One of the few films to engage with Rwandans as users of images, rather than simply their subjects, The Faces We Lost follows nine survivors of the 1994 genocide, relatives of victims and professional memory-makers.
The 1994 genocide against the Tutsi in Rwanda claimed the lives of nearly one million people in just 100 days. The Faces We Lost explores how Rwandans now use personal photographs to commemorate the loved ones they lost.
At the time, the international community responded by publishing horrific photographs of mutilated bodies and nameless refugees. But The Faces We Lost aims to engage with Rwandans as users of images, rather than simply their subjects.
Rwandans remember their loved ones through images of life, not death: a passport or I.D. card photo, an unguarded snap taken in the garden or a group portrait from a wedding or a baptism. The surviving images are precious objects, with so many destroyed and lost forever. A lot of people have only a solitary image of their loved ones.

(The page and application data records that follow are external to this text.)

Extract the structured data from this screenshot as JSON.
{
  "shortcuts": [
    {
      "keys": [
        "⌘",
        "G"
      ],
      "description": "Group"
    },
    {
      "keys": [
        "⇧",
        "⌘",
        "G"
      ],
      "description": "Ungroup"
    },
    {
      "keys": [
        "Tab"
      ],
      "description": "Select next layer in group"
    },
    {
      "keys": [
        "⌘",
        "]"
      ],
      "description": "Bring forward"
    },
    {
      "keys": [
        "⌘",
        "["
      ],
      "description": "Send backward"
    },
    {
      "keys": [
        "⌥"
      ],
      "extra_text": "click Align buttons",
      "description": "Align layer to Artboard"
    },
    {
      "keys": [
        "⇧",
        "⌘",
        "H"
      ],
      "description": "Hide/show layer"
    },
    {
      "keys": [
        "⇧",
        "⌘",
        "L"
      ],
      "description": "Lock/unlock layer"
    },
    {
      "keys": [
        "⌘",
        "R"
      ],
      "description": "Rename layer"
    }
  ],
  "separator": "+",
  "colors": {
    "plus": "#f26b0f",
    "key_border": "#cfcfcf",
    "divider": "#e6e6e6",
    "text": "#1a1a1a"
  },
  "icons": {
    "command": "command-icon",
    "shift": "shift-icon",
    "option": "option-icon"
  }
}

Many have none at all.
This documentary speaks to nine survivors and relatives of victims who guide us through their stories, and the images that they use to keep their memories alive.For more information about the film please check their website here.